**PROBLEM DETAILS:**
Everything below from the line with "What data populates" to the last line, both included, is to be written out exactly, with nothing added.

BEGIN

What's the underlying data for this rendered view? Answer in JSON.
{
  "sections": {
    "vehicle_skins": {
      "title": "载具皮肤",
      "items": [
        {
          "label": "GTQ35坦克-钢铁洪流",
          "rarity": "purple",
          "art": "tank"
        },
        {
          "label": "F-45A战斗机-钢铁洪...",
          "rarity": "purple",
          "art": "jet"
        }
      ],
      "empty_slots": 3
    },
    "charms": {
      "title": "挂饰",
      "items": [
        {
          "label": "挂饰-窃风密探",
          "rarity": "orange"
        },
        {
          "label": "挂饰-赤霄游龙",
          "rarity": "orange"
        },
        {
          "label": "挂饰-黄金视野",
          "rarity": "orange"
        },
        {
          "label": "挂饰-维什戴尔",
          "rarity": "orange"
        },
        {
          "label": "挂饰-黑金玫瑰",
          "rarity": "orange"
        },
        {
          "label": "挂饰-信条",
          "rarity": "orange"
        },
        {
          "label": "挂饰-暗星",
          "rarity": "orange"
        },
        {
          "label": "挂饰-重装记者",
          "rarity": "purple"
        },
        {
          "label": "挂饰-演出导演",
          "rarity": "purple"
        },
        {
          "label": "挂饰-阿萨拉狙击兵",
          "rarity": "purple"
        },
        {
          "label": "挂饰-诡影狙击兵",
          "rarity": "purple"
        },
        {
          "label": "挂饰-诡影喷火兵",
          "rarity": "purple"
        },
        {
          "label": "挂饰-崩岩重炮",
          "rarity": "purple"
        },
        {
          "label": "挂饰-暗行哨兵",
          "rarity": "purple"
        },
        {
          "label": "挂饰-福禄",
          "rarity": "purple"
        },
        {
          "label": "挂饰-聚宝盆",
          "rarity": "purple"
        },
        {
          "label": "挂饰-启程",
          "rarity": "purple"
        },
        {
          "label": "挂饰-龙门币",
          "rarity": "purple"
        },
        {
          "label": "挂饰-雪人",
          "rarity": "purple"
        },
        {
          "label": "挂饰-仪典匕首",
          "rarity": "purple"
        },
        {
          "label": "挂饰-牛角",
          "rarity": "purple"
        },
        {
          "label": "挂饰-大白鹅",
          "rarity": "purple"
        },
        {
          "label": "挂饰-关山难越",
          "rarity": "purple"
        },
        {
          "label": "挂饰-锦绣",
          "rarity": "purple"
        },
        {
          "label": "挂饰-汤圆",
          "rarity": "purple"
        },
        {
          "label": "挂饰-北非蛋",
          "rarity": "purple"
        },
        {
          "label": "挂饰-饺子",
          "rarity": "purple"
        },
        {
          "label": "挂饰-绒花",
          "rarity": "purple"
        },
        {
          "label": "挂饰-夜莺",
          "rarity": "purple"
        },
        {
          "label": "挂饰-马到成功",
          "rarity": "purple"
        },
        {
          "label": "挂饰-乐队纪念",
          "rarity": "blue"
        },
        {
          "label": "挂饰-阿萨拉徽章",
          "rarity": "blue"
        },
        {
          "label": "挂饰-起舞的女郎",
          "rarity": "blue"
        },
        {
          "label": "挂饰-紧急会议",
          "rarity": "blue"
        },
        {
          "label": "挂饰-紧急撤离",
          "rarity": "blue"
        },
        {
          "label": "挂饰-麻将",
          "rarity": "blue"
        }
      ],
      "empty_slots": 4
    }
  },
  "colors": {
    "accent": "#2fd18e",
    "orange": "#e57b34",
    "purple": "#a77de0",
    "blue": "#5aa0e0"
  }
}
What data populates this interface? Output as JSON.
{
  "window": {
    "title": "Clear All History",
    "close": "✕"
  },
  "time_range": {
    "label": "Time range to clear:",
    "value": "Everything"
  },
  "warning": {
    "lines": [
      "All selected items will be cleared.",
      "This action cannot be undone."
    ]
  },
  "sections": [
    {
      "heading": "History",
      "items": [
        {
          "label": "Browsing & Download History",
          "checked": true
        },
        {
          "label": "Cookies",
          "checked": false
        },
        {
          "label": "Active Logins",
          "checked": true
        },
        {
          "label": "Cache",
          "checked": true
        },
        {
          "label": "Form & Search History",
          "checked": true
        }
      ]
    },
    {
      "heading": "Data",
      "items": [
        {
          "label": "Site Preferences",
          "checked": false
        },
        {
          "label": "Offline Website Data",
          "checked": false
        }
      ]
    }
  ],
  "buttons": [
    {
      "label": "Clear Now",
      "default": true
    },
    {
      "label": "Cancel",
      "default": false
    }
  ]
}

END

**EXPECTED ANSWER:**
What data populates this interface? Output as JSON.
{
  "window": {
    "title": "Clear All History",
    "close": "✕"
  },
  "time_range": {
    "label": "Time range to clear:",
    "value": "Everything"
  },
  "warning": {
    "lines": [
      "All selected items will be cleared.",
      "This action cannot be undone."
    ]
  },
  "sections": [
    {
      "heading": "History",
      "items": [
        {
          "label": "Browsing & Download History",
          "checked": true
        },
        {
          "label": "Cookies",
          "checked": false
        },
        {
          "label": "Active Logins",
          "checked": true
        },
        {
          "label": "Cache",
          "checked": true
        },
        {
          "label": "Form & Search History",
          "checked": true
        }
      ]
    },
    {
      "heading": "Data",
      "items": [
        {
          "label": "Site Preferences",
          "checked": false
        },
        {
          "label": "Offline Website Data",
          "checked": false
        }
      ]
    }
  ],
  "buttons": [
    {
      "label": "Clear Now",
      "default": true
    },
    {
      "label": "Cancel",
      "default": false
    }
  ]
}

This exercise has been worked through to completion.